No. 2945: THE ONCE GREAT PORT OF NEW YORK
by Andy Boyd
Today, a gritty beginning. The University of Houston's College of Engineering presents this series about the machines that make our civilization run, and the people whose ingenuity created them.
England has London. France has Paris. And in the eyes of the world, the U.S. has New York. But what brought the Big Apple to such glittery prominence on the world stage?
As any realtor will tell you, there were three main reasons: location, location, and location. New York is situated in a large, natural harbor on the east coast. Within the harbor are miles and miles of protected coastline. For most of history the only economical way to ship goods over long distances was on the water. New York was connected via the Hudson River to upstate New York, and from there to the nation's interior via the Erie Canal. In short, the city was perfectly situated as a gateway for goods flowing between Europe and much of the U.S.
Aerial view of the tip of Manhattan, New York, United States ca. 1931. (U.S. National Archives/Wikipedia)
By 1900 New York was the busiest port in the U.S., and by some estimates the busiest in the world. Piers weren't tucked away in some remote location, but stretched out along the shores of lower Manhattan and Brooklyn. Manufacturers crowded near the shoreline to be near shippers. It was a crazy, energetic time. But even as New York was experiencing unrivaled commercial success, the confluence of factors that allowed it to thrive were about to turn on the city.
Mulberry Street, New York City (Detroit Publishing Co./Wikipedia)
The Hudson River, once a commercial lifeline, was a barrier for newly arriving trains from the west. Train cars had to be placed on barges and floated to the port. The appearance of trucks didn't make things any better, as they clogged the streets and tunnels of the city.
New York City Railroads circa 1900 (James R. Irwin/Wikipedia)

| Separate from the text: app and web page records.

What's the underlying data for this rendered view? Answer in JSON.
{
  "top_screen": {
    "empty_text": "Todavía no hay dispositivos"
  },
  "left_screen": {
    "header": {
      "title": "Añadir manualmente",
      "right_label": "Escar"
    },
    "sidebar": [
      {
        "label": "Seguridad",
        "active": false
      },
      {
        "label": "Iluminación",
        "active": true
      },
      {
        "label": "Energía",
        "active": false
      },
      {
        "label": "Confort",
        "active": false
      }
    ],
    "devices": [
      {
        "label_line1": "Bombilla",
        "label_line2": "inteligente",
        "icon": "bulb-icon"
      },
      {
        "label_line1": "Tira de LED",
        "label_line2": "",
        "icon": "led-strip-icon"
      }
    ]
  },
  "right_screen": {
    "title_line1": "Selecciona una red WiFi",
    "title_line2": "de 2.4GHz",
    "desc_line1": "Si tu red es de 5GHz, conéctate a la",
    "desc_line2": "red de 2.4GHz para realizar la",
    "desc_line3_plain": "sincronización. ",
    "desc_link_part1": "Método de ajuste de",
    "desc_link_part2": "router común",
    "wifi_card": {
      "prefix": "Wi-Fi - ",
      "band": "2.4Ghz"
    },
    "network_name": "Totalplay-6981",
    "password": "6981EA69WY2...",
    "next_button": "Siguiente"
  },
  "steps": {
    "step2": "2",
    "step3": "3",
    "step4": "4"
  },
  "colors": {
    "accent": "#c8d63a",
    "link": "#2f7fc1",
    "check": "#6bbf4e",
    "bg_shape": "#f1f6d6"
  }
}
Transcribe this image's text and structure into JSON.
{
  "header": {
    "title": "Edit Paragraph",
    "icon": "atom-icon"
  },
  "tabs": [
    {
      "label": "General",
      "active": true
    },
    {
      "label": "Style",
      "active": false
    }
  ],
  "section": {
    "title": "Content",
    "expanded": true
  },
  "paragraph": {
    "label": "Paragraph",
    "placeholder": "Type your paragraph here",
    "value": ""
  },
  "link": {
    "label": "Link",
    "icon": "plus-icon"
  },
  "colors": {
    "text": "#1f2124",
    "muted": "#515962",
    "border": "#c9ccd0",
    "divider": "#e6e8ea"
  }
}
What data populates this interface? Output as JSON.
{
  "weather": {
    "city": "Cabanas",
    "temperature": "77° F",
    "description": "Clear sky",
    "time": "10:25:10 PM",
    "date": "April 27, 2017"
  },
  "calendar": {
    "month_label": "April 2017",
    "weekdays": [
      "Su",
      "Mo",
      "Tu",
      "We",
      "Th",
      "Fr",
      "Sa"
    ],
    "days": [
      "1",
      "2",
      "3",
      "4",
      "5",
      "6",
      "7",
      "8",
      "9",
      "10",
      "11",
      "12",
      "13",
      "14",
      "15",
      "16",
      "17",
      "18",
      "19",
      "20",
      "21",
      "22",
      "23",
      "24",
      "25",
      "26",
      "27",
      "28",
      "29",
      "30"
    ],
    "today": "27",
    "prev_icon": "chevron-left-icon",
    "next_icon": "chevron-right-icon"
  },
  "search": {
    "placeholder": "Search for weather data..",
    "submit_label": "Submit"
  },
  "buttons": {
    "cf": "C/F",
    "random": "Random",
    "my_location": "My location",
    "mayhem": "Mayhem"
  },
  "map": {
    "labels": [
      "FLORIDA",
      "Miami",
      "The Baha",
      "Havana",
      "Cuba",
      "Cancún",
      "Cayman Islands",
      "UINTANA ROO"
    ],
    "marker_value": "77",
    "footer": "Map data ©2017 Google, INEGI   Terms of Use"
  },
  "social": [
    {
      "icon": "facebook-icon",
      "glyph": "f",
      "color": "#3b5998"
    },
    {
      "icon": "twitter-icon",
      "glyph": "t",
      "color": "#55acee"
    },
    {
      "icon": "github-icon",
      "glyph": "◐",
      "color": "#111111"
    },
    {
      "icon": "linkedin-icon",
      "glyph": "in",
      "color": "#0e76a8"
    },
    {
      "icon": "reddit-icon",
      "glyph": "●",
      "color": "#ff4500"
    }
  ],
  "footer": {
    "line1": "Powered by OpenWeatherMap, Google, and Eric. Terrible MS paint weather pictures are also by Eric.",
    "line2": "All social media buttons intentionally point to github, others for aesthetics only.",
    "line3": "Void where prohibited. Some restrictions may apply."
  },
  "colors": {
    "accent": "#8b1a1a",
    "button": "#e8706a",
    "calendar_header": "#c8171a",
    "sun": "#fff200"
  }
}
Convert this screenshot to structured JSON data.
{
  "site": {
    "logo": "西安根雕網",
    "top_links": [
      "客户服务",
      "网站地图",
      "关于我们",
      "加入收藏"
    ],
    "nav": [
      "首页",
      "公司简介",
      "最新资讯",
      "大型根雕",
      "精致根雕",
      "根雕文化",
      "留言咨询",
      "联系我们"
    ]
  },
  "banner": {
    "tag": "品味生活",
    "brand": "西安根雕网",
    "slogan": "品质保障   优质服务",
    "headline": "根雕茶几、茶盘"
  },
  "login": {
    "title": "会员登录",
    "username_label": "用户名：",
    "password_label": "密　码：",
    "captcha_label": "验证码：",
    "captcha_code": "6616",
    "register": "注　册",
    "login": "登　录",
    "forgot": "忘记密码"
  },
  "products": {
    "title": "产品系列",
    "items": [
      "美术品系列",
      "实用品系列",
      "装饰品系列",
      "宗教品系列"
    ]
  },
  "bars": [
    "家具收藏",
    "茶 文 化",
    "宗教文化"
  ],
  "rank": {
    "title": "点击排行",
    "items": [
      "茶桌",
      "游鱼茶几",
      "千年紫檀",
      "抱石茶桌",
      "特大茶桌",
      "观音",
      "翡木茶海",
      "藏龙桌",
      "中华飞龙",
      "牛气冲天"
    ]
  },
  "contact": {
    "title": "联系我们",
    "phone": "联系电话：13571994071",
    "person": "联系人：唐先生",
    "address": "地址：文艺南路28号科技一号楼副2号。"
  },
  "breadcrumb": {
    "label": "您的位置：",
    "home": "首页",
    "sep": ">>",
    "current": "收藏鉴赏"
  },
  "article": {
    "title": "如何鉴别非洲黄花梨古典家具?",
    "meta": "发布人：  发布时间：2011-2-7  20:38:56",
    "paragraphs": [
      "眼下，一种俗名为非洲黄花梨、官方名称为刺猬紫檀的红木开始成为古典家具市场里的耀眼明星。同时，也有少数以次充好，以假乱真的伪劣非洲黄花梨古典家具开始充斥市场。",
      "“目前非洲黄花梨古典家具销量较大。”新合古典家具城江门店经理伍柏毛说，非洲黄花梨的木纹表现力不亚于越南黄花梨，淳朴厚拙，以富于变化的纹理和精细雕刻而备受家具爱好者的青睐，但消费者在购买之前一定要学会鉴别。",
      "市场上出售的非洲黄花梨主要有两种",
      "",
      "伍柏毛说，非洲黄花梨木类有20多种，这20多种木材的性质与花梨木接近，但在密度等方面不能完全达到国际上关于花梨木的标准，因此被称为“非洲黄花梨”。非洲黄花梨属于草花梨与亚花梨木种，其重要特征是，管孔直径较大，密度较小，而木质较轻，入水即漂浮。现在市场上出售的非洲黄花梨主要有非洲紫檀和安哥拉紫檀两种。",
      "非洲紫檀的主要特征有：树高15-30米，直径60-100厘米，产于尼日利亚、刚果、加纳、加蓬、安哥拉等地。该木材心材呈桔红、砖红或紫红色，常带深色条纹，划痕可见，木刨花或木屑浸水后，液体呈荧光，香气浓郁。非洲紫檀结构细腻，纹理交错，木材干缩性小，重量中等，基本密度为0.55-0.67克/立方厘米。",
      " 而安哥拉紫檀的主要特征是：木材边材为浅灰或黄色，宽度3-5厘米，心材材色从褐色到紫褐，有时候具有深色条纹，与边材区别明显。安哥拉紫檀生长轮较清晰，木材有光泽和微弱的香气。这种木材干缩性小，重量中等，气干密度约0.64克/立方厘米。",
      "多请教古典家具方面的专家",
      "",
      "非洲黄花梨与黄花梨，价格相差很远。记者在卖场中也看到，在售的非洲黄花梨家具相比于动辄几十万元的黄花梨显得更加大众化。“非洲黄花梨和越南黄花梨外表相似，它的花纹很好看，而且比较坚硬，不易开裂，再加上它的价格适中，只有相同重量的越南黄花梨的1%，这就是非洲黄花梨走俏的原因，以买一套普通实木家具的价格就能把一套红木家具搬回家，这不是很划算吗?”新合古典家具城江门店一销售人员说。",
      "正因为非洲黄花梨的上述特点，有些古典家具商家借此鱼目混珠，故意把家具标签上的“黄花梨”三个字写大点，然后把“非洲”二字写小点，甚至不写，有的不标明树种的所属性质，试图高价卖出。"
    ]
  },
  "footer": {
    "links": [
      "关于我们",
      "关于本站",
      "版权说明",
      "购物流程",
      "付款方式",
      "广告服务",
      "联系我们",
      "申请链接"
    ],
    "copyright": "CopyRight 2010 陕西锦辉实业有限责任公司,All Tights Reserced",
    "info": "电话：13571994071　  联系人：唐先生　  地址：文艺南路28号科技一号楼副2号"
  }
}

Meanwhile, on the other side of the Hudson, resourceful heads were eyeing the scene carefully. Improvements to the dilapidated and little used New Jersey ports began shortly after the Second World War. But it was the year 1955 that really turned the tide, when the governor of New Jersey announced the development of a new port on 450 acres of tidal marsh. Modern, with ready access to rail lines and the New Jersey Turnpike, the new port came as a jolt to New Yorkers. The city fought back, spending vast sums to remain competitive. But as surely as its location once nurtured New York, it ultimately brought an end to its thriving ports.
Adding insult to injury, the New Jersey port embraced a new twist that had only shown up in the late fifties — container shipping. New Jersey went on to become home to the busiest container port in the world until 1985, and it remains home to the busiest container port on the east coast.
The island of Manhattan, Jersey City, Newark Bay, and areas of the New York / New Jersey Port seen from aboard a plane in July, 2005. (Flickr/Wikipedia)
And New York? With the loss of its ports, one in four residents of Manhattan and Brooklyn packed up and left, part of a long downward spiral that took the city to within a hair's breadth of bankruptcy in the mid 1970s. But not to worry. As we've seen with the rise of the new World Trade Center Complex, New Yorkers have a determination that keeps them doggedly bouncing back.
[audio: New York New York, Debbie Harry/Moby]
One World Trade Center as seen from the Hudson River (Wikipedia)
I'm Andy Boyd at the University of Houston, where we're interested in the way inventive minds work.
Notes and references:
The "resourceful heads ... eyeing the scene carefully" from New Jersey were actually those of the Port of New York Authority, a combined agency of the states of New York and New Jersey, later renamed the Port Authority of New York and New Jersey.
M. Levinson. The Box. Princeton, New Jersey: Princeton University Press, 2006. See chapter 5, The Battle for New York's Port.
E. Lipton. New York Port Hums Again, With Asian Trade. New York Times, November 22, 2004. See also: http://www.nytimes.com/2004/11/22/nyregion/22port.html?_r=1&. Accessed May 13, 2014.
Port Newark — Elizabeth Marine Terminal. From the Wikipedia website: http://en.wikipedia.org/wiki/Port_Newark-Elizabeth_Marine_Terminal. Accessed May 13, 2014.
This episode first aired on May 15, 2014.